Most anglers know August for hurricane season winging into its annual groove, and for the dog days that follow a tropical system that goes inland anywhere east of the South Texas Coast.
Any fisherman on Lower Laguna Madre will add that August is the advent of some of the most intense redfish action you could ever see.
"Reds get pretty thick starting in August," said Captain Richard Bailey (956-369-5090). "There isnt much else to chase after, because the reds are so thick."
Mature redfish (mostly over 26 inches, and quite a few over the 28-inch slot) are schooling up (or "herding," as many locals say, perhaps in a tip of the cap to some of the bull reds they encounter) in August and foraging heavily in anticipation of their fall migration into the Gulf of Mexico to spawn. Smaller fish, 18- to 24-inchers, are also schooling up and partaking of the annual mullet run that occurs in the fall. It isnt uncommon to find schools of redfish chasing hapless schools of finger mullet against either the spoil banks shorelines (immediately West of the Intracoastal Waterway), or the Padre Island shoreline.
These arent small pods of redfish, either. On more than one occasion, while fishing with Captain Jimmy Martinez (956-551-3581), I have seen schools of large redfish numbering hundreds of fish. A strawberry field of that size is something to behold, though some fishermen who still remember Laguna Madre before Hurricane Beulah, remember schools three times that size.
Schools that size, however, are more than enough for the modern fishermen with aspirations of latching onto the sort of line-peeling action these fish can provide.
"The east side of Laguna Madre is just full of redfish," said Captain Martinez. "If there is a little wind and some moving water, you can drift into them over and over again. The action can be non-stop."
Gaswell Flats (GPS 26.228533, -97.253417) is an excellent starting point when looking for September reds. This broad flat on the south side is deep enough for drifting, but still shallow and clear enough for sight-fishing. Look for tailing reds, or when the tide is in, for disturbed water and skipping bait. The water is sometimes clear enough that you might actually be able to spot the fish themselves (you will often see fishermen standing on their center console, or in a fish tower looking for these brutes).

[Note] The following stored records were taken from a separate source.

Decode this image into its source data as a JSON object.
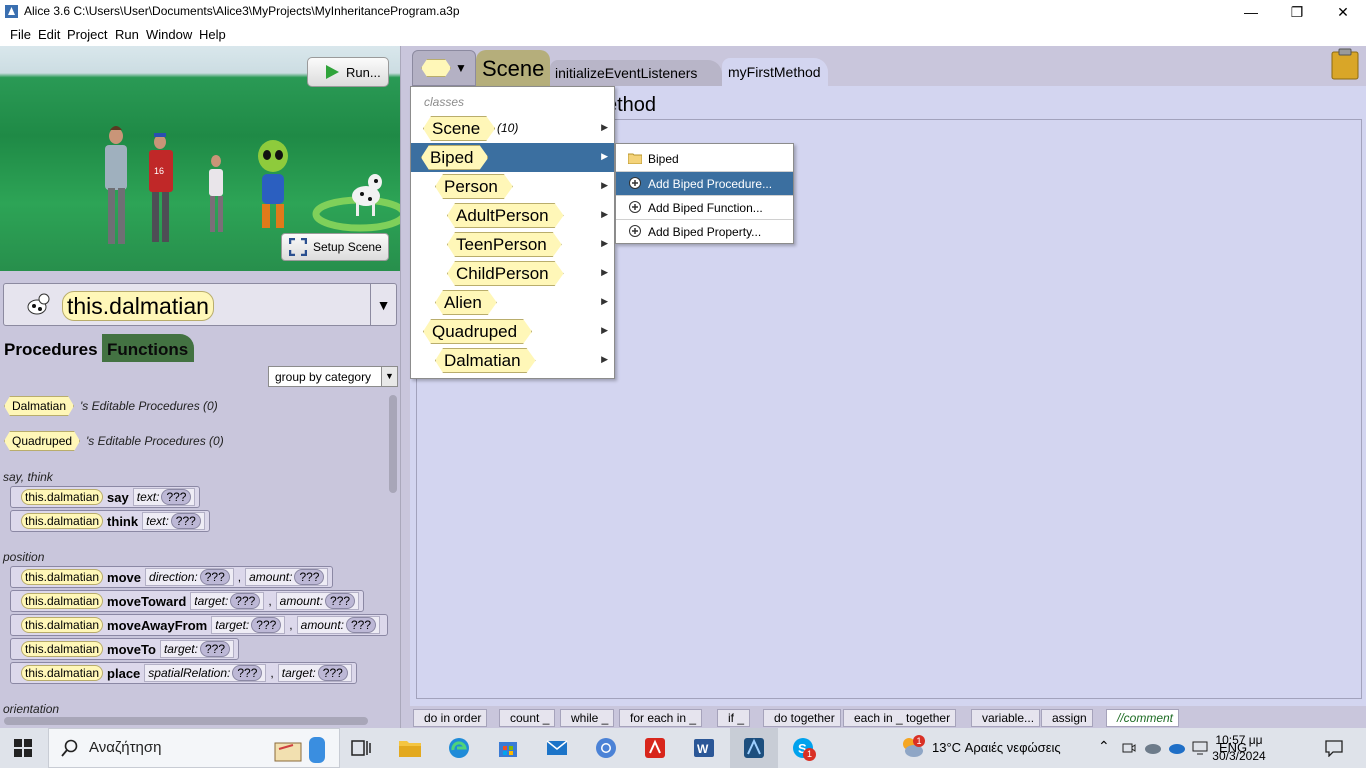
{
  "window": {
    "title": "Alice 3.6 C:\\Users\\User\\Documents\\Alice3\\MyProjects\\MyInheritanceProgram.a3p",
    "minimize_glyph": "—",
    "maximize_glyph": "❐",
    "close_glyph": "✕"
  },
  "menubar": [
    "File",
    "Edit",
    "Project",
    "Run",
    "Window",
    "Help"
  ],
  "scene_view": {
    "run_label": "Run...",
    "setup_label": "Setup Scene"
  },
  "object_selector": {
    "value": "this.dalmatian"
  },
  "panel_tabs": {
    "procedures": "Procedures",
    "functions": "Functions"
  },
  "group_by": {
    "value": "group by category"
  },
  "editable_groups": [
    {
      "class_name": "Dalmatian",
      "suffix": "'s Editable Procedures (0)"
    },
    {
      "class_name": "Quadruped",
      "suffix": "'s Editable Procedures (0)"
    }
  ],
  "categories": {
    "say_think": "say, think",
    "position": "position",
    "orientation": "orientation"
  },
  "procedures": [
    {
      "target": "this.dalmatian",
      "method": "say",
      "params": [
        {
          "name": "text:",
          "value": "???"
        }
      ]
    },
    {
      "target": "this.dalmatian",
      "method": "think",
      "params": [
        {
          "name": "text:",
          "value": "???"
        }
      ]
    },
    {
      "target": "this.dalmatian",
      "method": "move",
      "params": [
        {
          "name": "direction:",
          "value": "???"
        },
        {
          "name": "amount:",
          "value": "???"
        }
      ]
    },
    {
      "target": "this.dalmatian",
      "method": "moveToward",
      "params": [
        {
          "name": "target:",
          "value": "???"
        },
        {
          "name": "amount:",
          "value": "???"
        }
      ]
    },
    {
      "target": "this.dalmatian",
      "method": "moveAwayFrom",
      "params": [
        {
          "name": "target:",
          "value": "???"
        },
        {
          "name": "amount:",
          "value": "???"
        }
      ]
    },
    {
      "target": "this.dalmatian",
      "method": "moveTo",
      "params": [
        {
          "name": "target:",
          "value": "???"
        }
      ]
    },
    {
      "target": "this.dalmatian",
      "method": "place",
      "params": [
        {
          "name": "spatialRelation:",
          "value": "???"
        },
        {
          "name": "target:",
          "value": "???"
        }
      ]
    }
  ],
  "editor_tabs": {
    "scene": "Scene",
    "init": "initializeEventListeners",
    "first": "myFirstMethod"
  },
  "method_title": "ethod",
  "class_menu": {
    "header": "classes",
    "items": [
      {
        "label": "Scene",
        "count": "(10)"
      },
      {
        "label": "Biped"
      },
      {
        "label": "Person"
      },
      {
        "label": "AdultPerson"
      },
      {
        "label": "TeenPerson"
      },
      {
        "label": "ChildPerson"
      },
      {
        "label": "Alien"
      },
      {
        "label": "Quadruped"
      },
      {
        "label": "Dalmatian"
      }
    ]
  },
  "biped_submenu": [
    {
      "label": "Biped"
    },
    {
      "label": "Add Biped Procedure..."
    },
    {
      "label": "Add Biped Function..."
    },
    {
      "label": "Add Biped Property..."
    }
  ],
  "control_bar": [
    "do in order",
    "count _",
    "while _",
    "for each in _",
    "if _",
    "do together",
    "each in _ together",
    "variable...",
    "assign",
    "//comment"
  ],
  "taskbar": {
    "search_placeholder": "Αναζήτηση",
    "weather": "13°C  Αραιές νεφώσεις",
    "lang": "ENG",
    "time": "10:57 μμ",
    "date": "30/3/2024",
    "weather_badge": "1",
    "skype_badge": "1"
  }
}
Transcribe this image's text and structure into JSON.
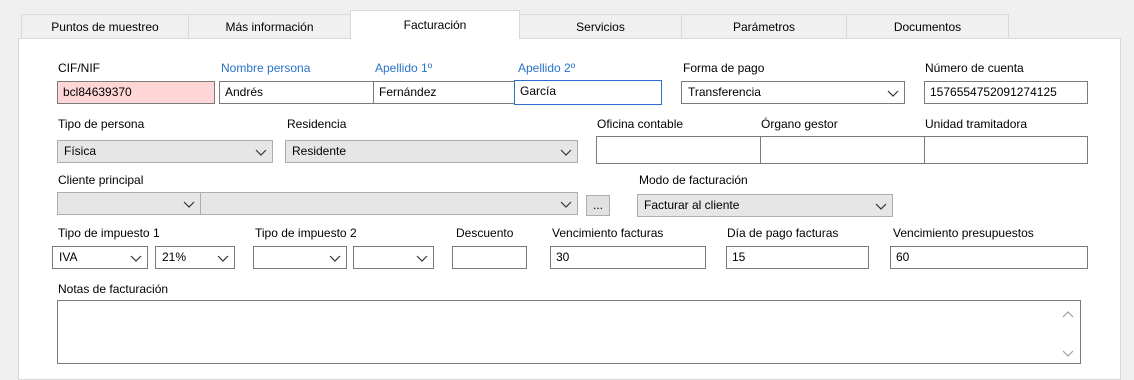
{
  "tabs": [
    {
      "label": "Puntos de muestreo"
    },
    {
      "label": "Más información"
    },
    {
      "label": "Facturación"
    },
    {
      "label": "Servicios"
    },
    {
      "label": "Parámetros"
    },
    {
      "label": "Documentos"
    }
  ],
  "active_tab": "Facturación",
  "fields": {
    "cif": {
      "label": "CIF/NIF",
      "value": "bcl84639370"
    },
    "nombre": {
      "label": "Nombre persona",
      "value": "Andrés"
    },
    "apellido1": {
      "label": "Apellido 1º",
      "value": "Fernández"
    },
    "apellido2": {
      "label": "Apellido 2º",
      "value": "García"
    },
    "forma_pago": {
      "label": "Forma de pago",
      "value": "Transferencia"
    },
    "numero_cuenta": {
      "label": "Número de cuenta",
      "value": "1576554752091274125"
    },
    "tipo_persona": {
      "label": "Tipo de persona",
      "value": "Física"
    },
    "residencia": {
      "label": "Residencia",
      "value": "Residente"
    },
    "oficina_contable": {
      "label": "Oficina contable",
      "value": ""
    },
    "organo_gestor": {
      "label": "Órgano gestor",
      "value": ""
    },
    "unidad_tramitadora": {
      "label": "Unidad tramitadora",
      "value": ""
    },
    "cliente_principal": {
      "label": "Cliente principal",
      "value": ""
    },
    "cliente_dots": {
      "label": "..."
    },
    "modo_facturacion": {
      "label": "Modo de facturación",
      "value": "Facturar al cliente"
    },
    "tipo_impuesto1": {
      "label": "Tipo de impuesto 1",
      "value": "IVA",
      "pct": "21%"
    },
    "tipo_impuesto2": {
      "label": "Tipo de impuesto 2",
      "value": ""
    },
    "descuento": {
      "label": "Descuento",
      "value": ""
    },
    "vencimiento_facturas": {
      "label": "Vencimiento facturas",
      "value": "30"
    },
    "dia_pago": {
      "label": "Día de pago facturas",
      "value": "15"
    },
    "vencimiento_presupuestos": {
      "label": "Vencimiento presupuestos",
      "value": "60"
    },
    "notas": {
      "label": "Notas de facturación",
      "value": ""
    }
  },
  "colors": {
    "highlight_label": "#2a73c8",
    "invalid_field": "#ffd6d6"
  }
}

Lure selection for these fish is pretty straightforward. The Pettys stick to the venerable gold spoon for their reds. A 1/4-ounce gold weedless spoon is an effective classic lure for redfish.
Topwaters such as the Top Dog, SkitterWalk, or Producers Ghost are also good choices. The three most popular patterns for these are bone, Halloween (black back/gold sides/orange belly), and chrome/blue. Swimbaits such as the Storm WildEye Shad and Berkley Power Swimbait have also started to develop a following among LLM fishermen. The wobbling, throbbing action of these baits throws off an incredible amount of vibration, and Ive had redfish come from a good ways off to kill these baits.

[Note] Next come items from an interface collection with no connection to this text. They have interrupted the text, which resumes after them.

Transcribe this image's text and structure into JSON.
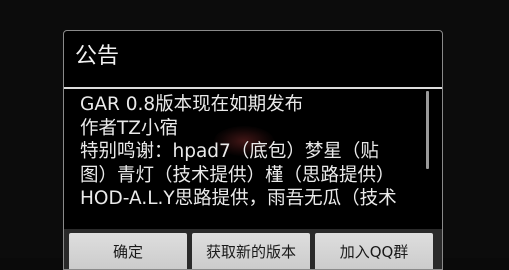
{
  "dialog": {
    "title": "公告",
    "content_lines": [
      "GAR 0.8版本现在如期发布",
      "作者TZ小宿",
      "特别鸣谢：hpad7（底包）梦星（贴",
      "图）青灯（技术提供）槿（思路提供）",
      "HOD-A.L.Y思路提供，雨吾无瓜（技术"
    ],
    "buttons": {
      "ok": "确定",
      "get_new_version": "获取新的版本",
      "join_qq_group": "加入QQ群"
    }
  }
}
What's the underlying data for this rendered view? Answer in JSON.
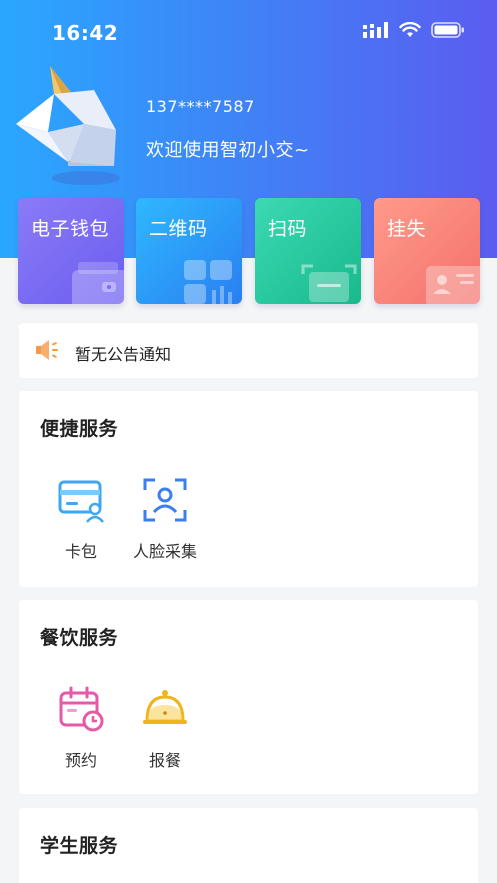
{
  "status_bar": {
    "time": "16:42"
  },
  "user": {
    "phone": "137****7587",
    "welcome": "欢迎使用智初小交~"
  },
  "tiles": [
    {
      "label": "电子钱包",
      "icon": "wallet-icon"
    },
    {
      "label": "二维码",
      "icon": "qr-code-icon"
    },
    {
      "label": "扫码",
      "icon": "scan-icon"
    },
    {
      "label": "挂失",
      "icon": "id-card-icon"
    }
  ],
  "notice": {
    "text": "暂无公告通知",
    "icon": "speaker-icon"
  },
  "sections": {
    "convenience": {
      "title": "便捷服务",
      "items": [
        {
          "label": "卡包",
          "icon": "card-wallet-icon"
        },
        {
          "label": "人脸采集",
          "icon": "face-scan-icon"
        }
      ]
    },
    "dining": {
      "title": "餐饮服务",
      "items": [
        {
          "label": "预约",
          "icon": "calendar-clock-icon"
        },
        {
          "label": "报餐",
          "icon": "meal-cloche-icon"
        }
      ]
    },
    "student": {
      "title": "学生服务"
    }
  },
  "colors": {
    "header_start": "#2aa7ff",
    "header_end": "#5b5cf0",
    "tile_wallet": "#7a6cf4",
    "tile_qr": "#2a9cf8",
    "tile_scan": "#22c79f",
    "tile_report_loss": "#f7847a"
  }
}
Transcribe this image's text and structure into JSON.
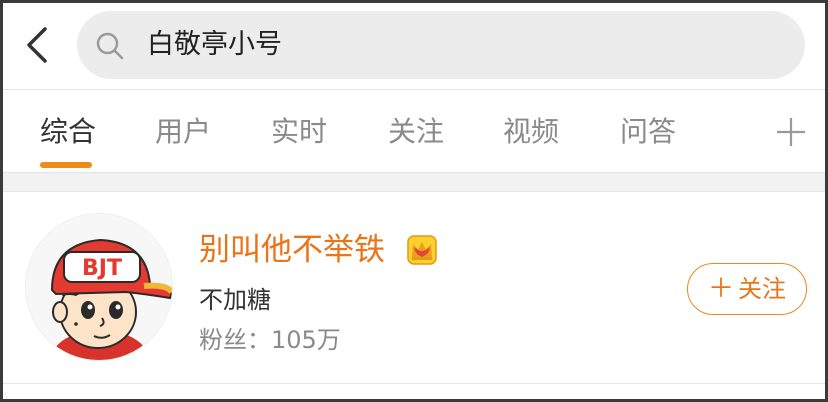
{
  "search": {
    "query": "白敬亭小号"
  },
  "tabs": [
    {
      "label": "综合"
    },
    {
      "label": "用户"
    },
    {
      "label": "实时"
    },
    {
      "label": "关注"
    },
    {
      "label": "视频"
    },
    {
      "label": "问答"
    }
  ],
  "active_tab": "综合",
  "user_card": {
    "name": "别叫他不举铁",
    "description": "不加糖",
    "fans": "粉丝：105万",
    "follow_label": "关注",
    "avatar_text": "BJT"
  },
  "colors": {
    "accent": "#eb7418",
    "tab_indicator": "#f08a18"
  },
  "icons": {
    "back": "chevron-left",
    "search": "magnifier",
    "add_tab": "plus",
    "vip": "crown-badge"
  }
}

If you prefer bait, live shrimp under a popping cork is always tough to beat, but cut ballyhoo is a solid close second. Take the front half of a 6- to 8-inch hoo, break off the beak, and run a 3/0 Kahle hook up through the chin. Cast the bait out in front of a school of reds, and work the lure back as you would a topwater. Redfish will not ignore it.
Fishermen who prefer staying close to Port Isabel or South Padre Island would do well fishing the Pasture, which is just north of the Queen Isabella Causeway (GPS 26.088867, -97.171767, Mexequita Flats (26.057383-97.1971) and South Bay (GPS 26.0281, -97.20185). All produce excellent numbers of redfish in the fall. Its important though, that you need to pay attention to the tides, otherwise youll be waiting a while for high tide.
Anglers looking for something bigger than the typical slot redfish should consider surfing. Some of the real giants of the species start roaming the surf up and down the Texas Coast. Local fishermen interested in tangling with a real bull over 40 inches should look to Boca Chica Beach, across Brazos Santiago Pass. It is a bit of a drive to get there (take US 77 to Brownsville, take the Boca Chica exit, and continue until it turns into SH 4, and ends at the beach), but it is well worth the drive.
Most anglers prefer using large spinning outfits (I prefer a Shimano 8 Terrez paired with a Stradic 8000 FJ loaded with 50-pound Power Pro). Use a fish-finder rig with a 1- to 2-ounce pyramid or flat sinker and a 5/0 Kahle or circle hook. Cut bait works well, but live mullet or pinfish works best. Some fishermen will drive down to the mouth of the Rio Grande to cast net baits, but you can also find some finger mullet in the first gut along the beach. Cast your rig into the second gut right up against the third bar.
It may take some work to find and land a true Boca Chica bull, but many will consider it well worth the effort.
THE BANK BITE
Location: North Brazos Jetties
Species: Speckled Trout
Techniques: Fish live shrimp under a popping cork near the rocks. Soft plastics work too.